Griffin hopes to slay 'The Spider'
Story by Anthony Springer Jr.
Photo by Chris Cozzone
If you’ve spent any time with Forrest Griffin [16-5] lately, he does not come off like a man getting ready for the biggest fight of his career. And though many fighters say their upcoming fight is the biggest fight of their career, Griffin’s upcoming fight at UFC 101 against Anderson “The Spider” Silva is the biggest of his short, but storied career.
And that says a lot.
Griffin first made headlines during the inaugural season of the UFC’s run away reality hit, The Ultimate Fighter. At the time, Griffin was a little known fighter who had dreams of a normal life. The self deprecating former police officer battled his way to the season finale en route to capturing the hearts and minds of millions of Americans with a wild 15 minute slug fest with Stephan Bonnar.
Dana White regularly credits the fight with saving the company.
The rise of the organization’s first Ultimate Fighter is as much about Griffin as it is about the timely reality show. While many on the Internet openly mocked the reality show format, Griffin proved—time and time again—that he was no less of a fighter simply because a television camera captured his rise to fame. Griffin—and by extension, The Ultimate Fighter—were given legitimacy after the Georgia native choked out Mauricio “Shogun” Rua at UFC 76.
Defying the odds again at UFC 86, Griffin claimed the coveted UFC light heavyweight title following a unanimous decision win over Quinton “Rampage” Jackson.
With victories over two of the worlds best at 205, why exactly is the upcoming super fight with “The Spider” Griffin’s biggest to date?

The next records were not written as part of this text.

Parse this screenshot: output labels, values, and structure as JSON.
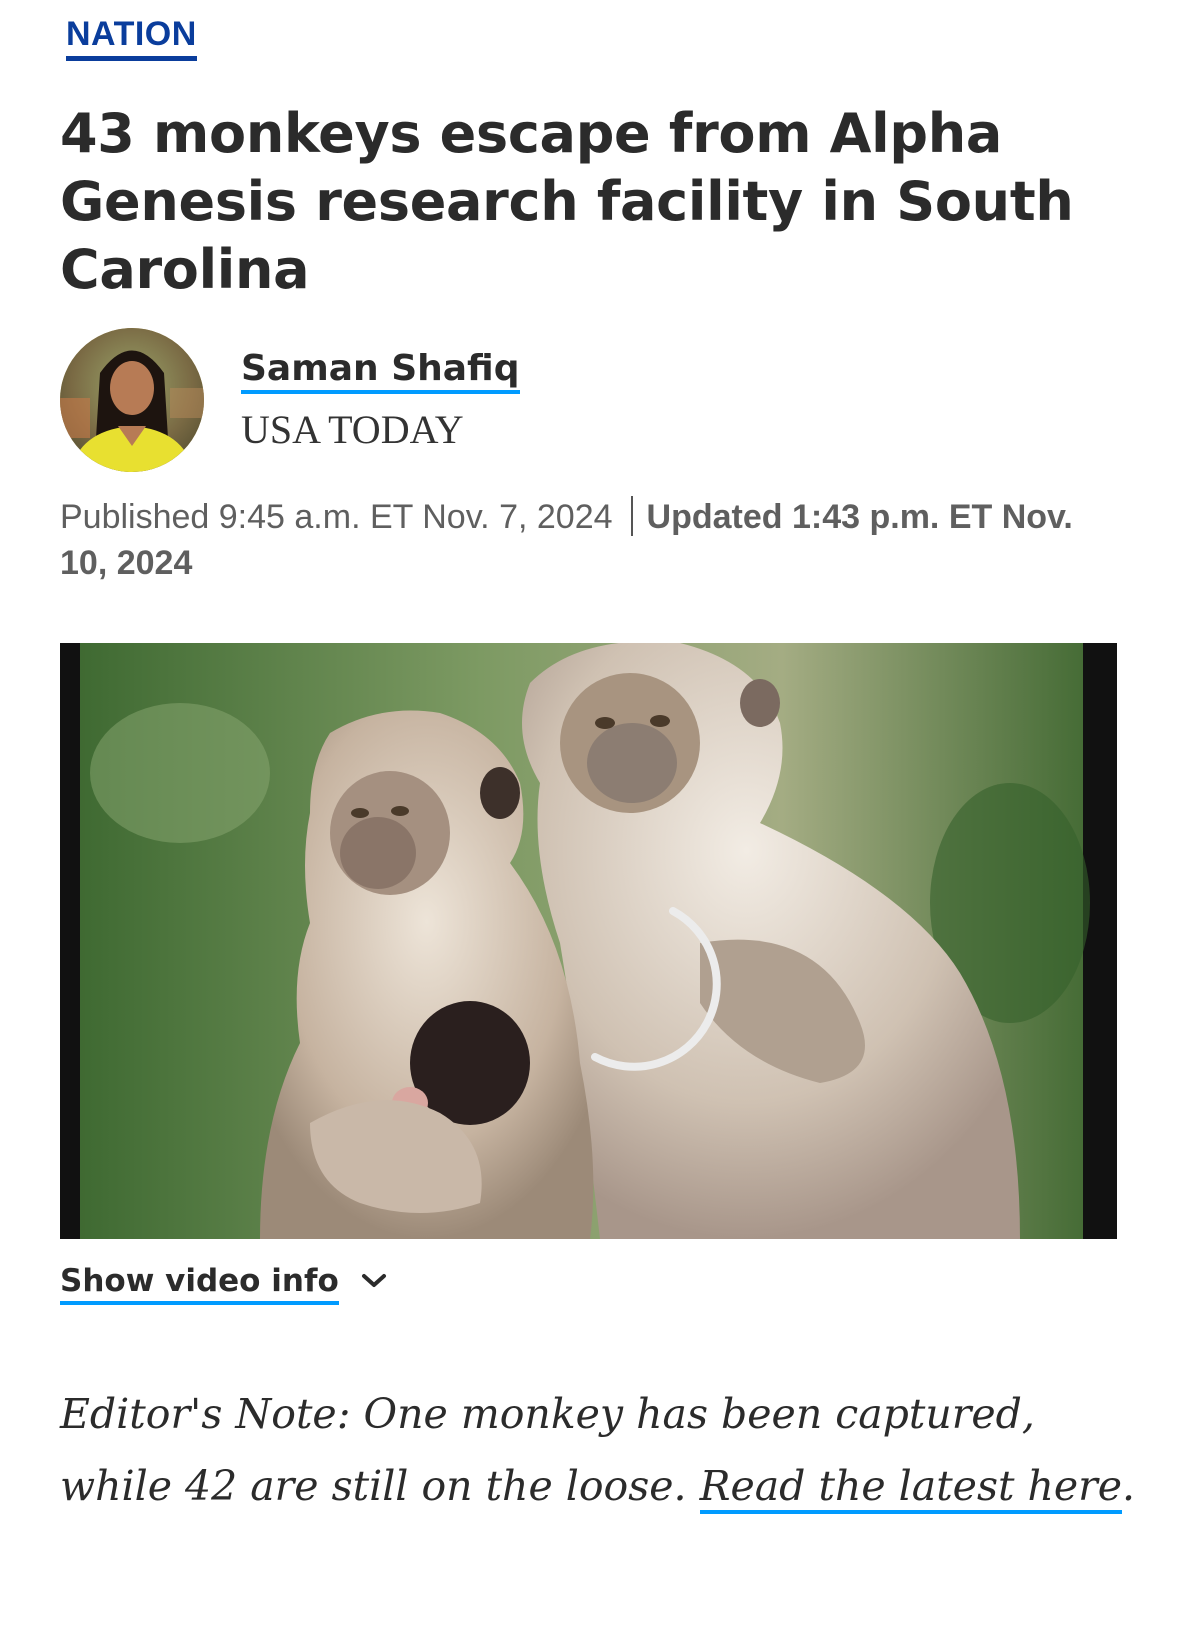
{
  "section": {
    "label": "NATION"
  },
  "headline": "43 monkeys escape from Alpha Genesis research facility in South Carolina",
  "byline": {
    "author_name": "Saman Shafiq",
    "organization": "USA TODAY"
  },
  "dateline": {
    "published": "Published 9:45 a.m. ET Nov. 7, 2024",
    "updated": "Updated 1:43 p.m. ET Nov. 10, 2024"
  },
  "video": {
    "state": "loading"
  },
  "video_info": {
    "label": "Show video info",
    "icon": "chevron-down-icon"
  },
  "editors_note": {
    "text": "Editor's Note: One monkey has been captured, while 42 are still on the loose. ",
    "link_text": "Read the latest here",
    "trailing": "."
  },
  "colors": {
    "section": "#0a3d9c",
    "link_underline": "#009bff",
    "text": "#2b2b2b"
  }
}
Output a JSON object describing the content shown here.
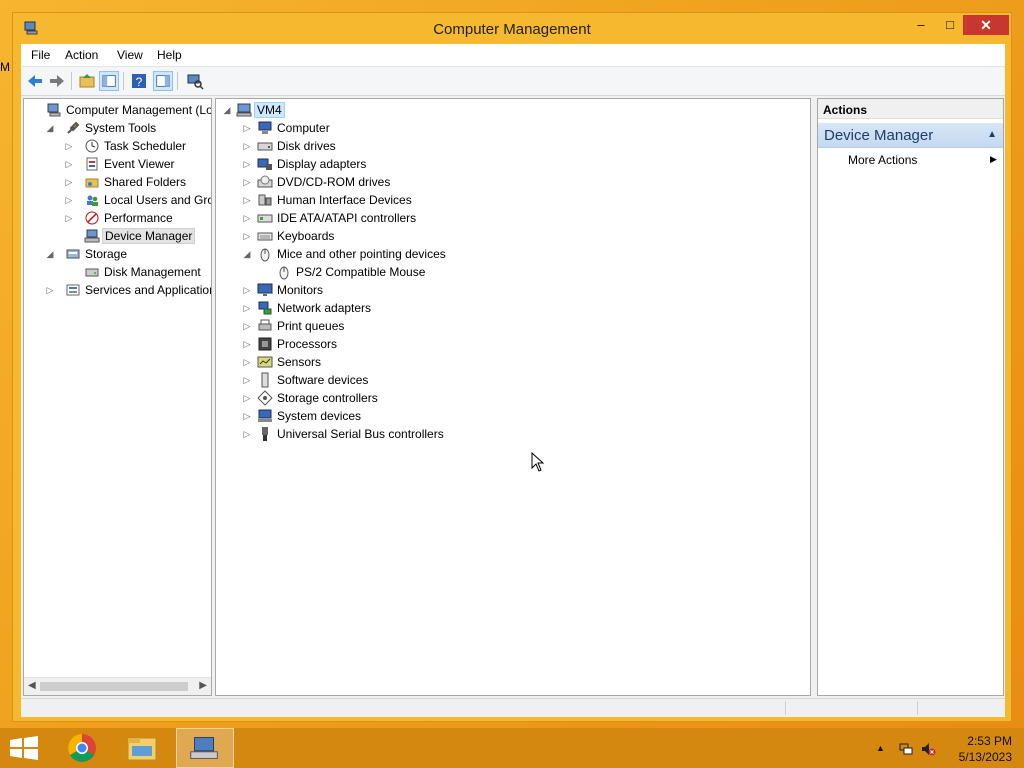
{
  "desktop": {
    "edge_label": "M"
  },
  "window": {
    "title": "Computer Management",
    "controls": {
      "minimize": "–",
      "maximize": "□",
      "close": "✕"
    }
  },
  "menu": [
    "File",
    "Action",
    "View",
    "Help"
  ],
  "toolbar": {
    "icons": [
      "back-arrow-icon",
      "forward-arrow-icon",
      "up-folder-icon",
      "show-hide-console-tree-icon",
      "help-icon",
      "show-hide-action-pane-icon",
      "scan-hardware-icon"
    ]
  },
  "left_tree": {
    "items": [
      {
        "label": "Computer Management (Local",
        "level": 0,
        "expander": "",
        "icon": "computer-management-icon"
      },
      {
        "label": "System Tools",
        "level": 1,
        "expander": "◢",
        "icon": "tools-icon"
      },
      {
        "label": "Task Scheduler",
        "level": 2,
        "expander": "▷",
        "icon": "clock-icon"
      },
      {
        "label": "Event Viewer",
        "level": 2,
        "expander": "▷",
        "icon": "event-viewer-icon"
      },
      {
        "label": "Shared Folders",
        "level": 2,
        "expander": "▷",
        "icon": "shared-folder-icon"
      },
      {
        "label": "Local Users and Groups",
        "level": 2,
        "expander": "▷",
        "icon": "users-icon"
      },
      {
        "label": "Performance",
        "level": 2,
        "expander": "▷",
        "icon": "performance-icon"
      },
      {
        "label": "Device Manager",
        "level": 2,
        "expander": "",
        "icon": "device-manager-icon",
        "selected": true
      },
      {
        "label": "Storage",
        "level": 1,
        "expander": "◢",
        "icon": "storage-icon"
      },
      {
        "label": "Disk Management",
        "level": 2,
        "expander": "",
        "icon": "disk-icon"
      },
      {
        "label": "Services and Applications",
        "level": 1,
        "expander": "▷",
        "icon": "services-icon"
      }
    ]
  },
  "device_tree": {
    "root": "VM4",
    "items": [
      {
        "label": "Computer",
        "expander": "▷",
        "icon": "computer-icon"
      },
      {
        "label": "Disk drives",
        "expander": "▷",
        "icon": "disk-drive-icon"
      },
      {
        "label": "Display adapters",
        "expander": "▷",
        "icon": "display-adapter-icon"
      },
      {
        "label": "DVD/CD-ROM drives",
        "expander": "▷",
        "icon": "dvd-drive-icon"
      },
      {
        "label": "Human Interface Devices",
        "expander": "▷",
        "icon": "hid-icon"
      },
      {
        "label": "IDE ATA/ATAPI controllers",
        "expander": "▷",
        "icon": "ide-controller-icon"
      },
      {
        "label": "Keyboards",
        "expander": "▷",
        "icon": "keyboard-icon"
      },
      {
        "label": "Mice and other pointing devices",
        "expander": "◢",
        "icon": "mouse-icon"
      },
      {
        "label": "PS/2 Compatible Mouse",
        "expander": "",
        "icon": "mouse-icon",
        "child": true
      },
      {
        "label": "Monitors",
        "expander": "▷",
        "icon": "monitor-icon"
      },
      {
        "label": "Network adapters",
        "expander": "▷",
        "icon": "network-adapter-icon"
      },
      {
        "label": "Print queues",
        "expander": "▷",
        "icon": "printer-icon"
      },
      {
        "label": "Processors",
        "expander": "▷",
        "icon": "processor-icon"
      },
      {
        "label": "Sensors",
        "expander": "▷",
        "icon": "sensor-icon"
      },
      {
        "label": "Software devices",
        "expander": "▷",
        "icon": "software-device-icon"
      },
      {
        "label": "Storage controllers",
        "expander": "▷",
        "icon": "storage-controller-icon"
      },
      {
        "label": "System devices",
        "expander": "▷",
        "icon": "system-device-icon"
      },
      {
        "label": "Universal Serial Bus controllers",
        "expander": "▷",
        "icon": "usb-icon"
      }
    ]
  },
  "actions": {
    "header": "Actions",
    "section": "Device Manager",
    "items": [
      "More Actions"
    ]
  },
  "taskbar": {
    "apps": [
      "start-button-icon",
      "chrome-icon",
      "file-explorer-icon",
      "computer-management-taskbar-icon"
    ],
    "time": "2:53 PM",
    "date": "5/13/2023"
  },
  "colors": {
    "titlebar": "#f5b82e",
    "close": "#c7372f",
    "selection": "#cde8ff",
    "taskbar": "#d4880f"
  }
}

The answer lies in the statistics.
Silva boasts an impressive 9-0 record inside the Octagon. He ran former middle weight king Rich Franklin out of the 185-pound division with two impressive—and one sided—beatings and dismantled a future hall of famer in Dan Henderson. To paraphrase Roy Jones Jr., it’s not that Silva hasn’t fought anybody; he just makes his opponents look like nobodies.
The dominant performances from Silva have not gone unnoticed by Griffin, who praised his opponent’s confidence and ability to stick to fight game plans.
“Even when Dan Henderson’s trying to maul him up against the fence, he’s completely composed, just relaxed, just not wasting any energy, just moving and actually waiting for his opening,” Griffin said of the middleweight champion.
While Griffin is quick to offer praise, he also shows that he knows what not to do in a match against his upcoming adversary.
“What you can’t do is be a big, slow guy that follows him around and be too aggressive about trying to attack him,” Griffin added. “You've got to come in smart and just try to land punches, not big ones; little ones…Just make contact and stay as loose and relaxed as he does.”
Staying loose and relaxed is no major obstacle for Forrest Griffin. His voice carries a casual tone that defies the mountainous task in front of him. It is perhaps that carefree attitude that has taken him to the heights of the sport’s toughest division.
And it is that same care-free attitude that allows Griffin to take life—as well as fighting—in stride.
In June, Griffin released Got Fight?: The 50 Zen Principles of Hand-to-Face Combat. The title contains several stories, told only the way Forrest Griffin can tell a story. The book lacks a conclusion, and the story behind that may very well make it into Forrest next book.
“I don’t know if you’ve ever done a book before,” Griffin said to me when asked about the missing conclusion, “but [publishers] are pretty serious about deadlines.”
Though Griffin’s career as an accomplished author may hinge on his adherence to deadlines, you will never catch the former light heavyweight champion slacking off in the gym. Anderson Silva is clearly the favorite going into this fight, which is precisely why Forrest Griffin is a dangerous opponent. He’s played the role of spoiler twice, and ironically faltered in his last bout when he was favored to defeat Rashad Evans.
Clearly, the underdog Forrest is the best Forrest Griffin to step in the ring.
“I like being the underdog,” Griffin said.
Come Saturday, he’ll take his favored to lose status into the Octagon and—like his bouts with Hua and Jackson—attempt to prove that lightening can strike the UFC three times.